Congress complained bitterly when the price of two ships jumped from an original $197.2 million to $256.6 million. This year, angered by delays, Congress refused to provide money for three more ships.
The coastal sweeper program ran into trouble when design flaws caused the hull to split open during simulated mine explosions. With costs soaring, the Navy scuttled the effort and instead will buy an Italian-built coastal vessel. An informed congressional source called the program "a disaster."
Lehman, who oversaw much of the program, said: "Of all the programs in shipbuilding we've wrestled with, the programs that absorbed more effort with less effect were those mine-sweeping programs."
Lehman blamed "poor management in the production yards and the Navy asking for too much technology to begin with."
Meanwhile, there are big problems with the service's ambitious helicopter mine-sweeping program, which calls for building a new version of the Sea Stallion that was ordered to the Persian Gulf this week.

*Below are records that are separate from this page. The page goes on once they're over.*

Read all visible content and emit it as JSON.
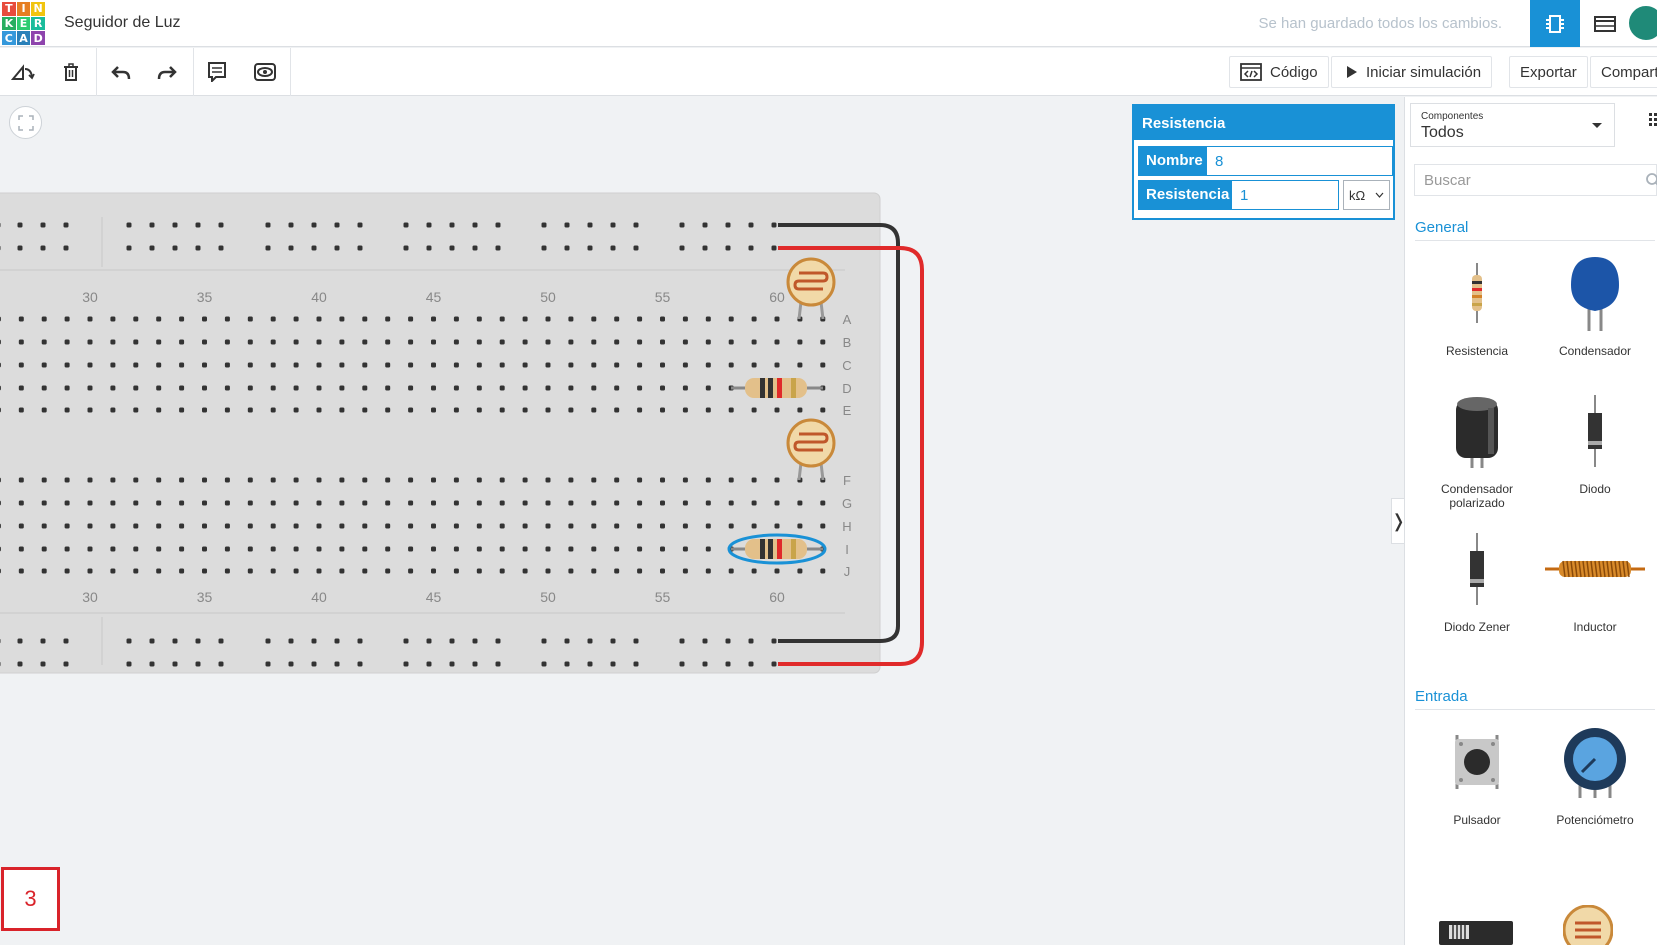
{
  "app": {
    "logo_letters": [
      "T",
      "I",
      "N",
      "K",
      "E",
      "R",
      "C",
      "A",
      "D"
    ],
    "logo_colors": [
      "#e74c3c",
      "#e67e22",
      "#f1c40f",
      "#27ae60",
      "#2ecc71",
      "#1abc9c",
      "#3498db",
      "#2980b9",
      "#8e44ad"
    ],
    "project_title": "Seguidor de Luz",
    "save_status": "Se han guardado todos los cambios."
  },
  "toolbar": {
    "code_label": "Código",
    "simulate_label": "Iniciar simulación",
    "export_label": "Exportar",
    "share_label": "Compartir"
  },
  "inspector": {
    "title": "Resistencia",
    "name_label": "Nombre",
    "name_value": "8",
    "resistance_label": "Resistencia",
    "resistance_value": "1",
    "unit": "kΩ"
  },
  "breadboard": {
    "column_labels": [
      "30",
      "35",
      "40",
      "45",
      "50",
      "55",
      "60"
    ],
    "row_labels_top": [
      "A",
      "B",
      "C",
      "D",
      "E"
    ],
    "row_labels_bottom": [
      "F",
      "G",
      "H",
      "I",
      "J"
    ]
  },
  "sidebar": {
    "components_small": "Componentes",
    "components_value": "Todos",
    "search_placeholder": "Buscar",
    "sections": [
      {
        "title": "General",
        "items": [
          {
            "label": "Resistencia"
          },
          {
            "label": "Condensador"
          },
          {
            "label": "Condensador polarizado"
          },
          {
            "label": "Diodo"
          },
          {
            "label": "Diodo Zener"
          },
          {
            "label": "Inductor"
          }
        ]
      },
      {
        "title": "Entrada",
        "items": [
          {
            "label": "Pulsador"
          },
          {
            "label": "Potenciómetro"
          }
        ]
      }
    ]
  },
  "slide_number": "3",
  "colors": {
    "accent": "#1991d6",
    "wire_red": "#e02a2a",
    "wire_black": "#333333",
    "slide_border": "#d9232a"
  }
}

The RH53E Super Stallion has serious safety problems, and Congress, while generally supportive, has not approved the helicopters requested for 1989.
The Senate noted this year that it has "learned about serious deliberations within the Navy over the safety of the RH53. The Navy's chief safety officer recommended a top-down review of the structural dynamics . . . noting that bandaid fixes have failed to resolve the structural safety issue." The Navy also ordered a 15-month test program to try to resolve the safety problems.
The gulf's harsh environment -- searing heat, high water temperatures and dust clouds that billow out from the land -- creates additional hardships for the crews and equipment tediously hunting and sweeping for mines.
More time is required to maintain vessels and machinery, a problem that will face the Sea Stallion helicopter mine hunters as well. Desert sands and high temperatures were a major factor in the failures of another version of that helicopter during the unsuccess- ful attempt in 1980 to rescue
the U.S. Embassy hostages in Iran.
Mine-sweeping is extremely time-consuming and requires overlapping search paths, "just like mowing a lawn," said one naval mine expert.
Although mine-sweeping helicopters are faster and more versatile than ships, the heavy sleds and sweeps they tow from long, heavy cables require so much time to set up that the Sea Stallion's normal 3 1/2-hour flying time is sharply curtailed.
Assistant Navy Secretary Everett Pyatt said last week that the Navy is at least five years away from catching up on its schedule for putting new mine sweepers into the fleet.
Meanwhile, some military experts, including retired admiral Wesley L. McDonald, former deputy chief of naval operations, say the United States may not be able to continue relying so heavily on its allies. McDonald estimates that the number of allied mine-sweeping ships, 600 vessels in 1968, will shrink to about 200 by 1990.
Others have predicted an increase in mine threats.
"We should expect more terrorism like the mines to be directed at our strategic interests around the world in the years ahead," Scott Truver, a maritime policy analyst, told participants of a mine warfare seminar sponsored by the Naval Institute in Annapolis in 1985.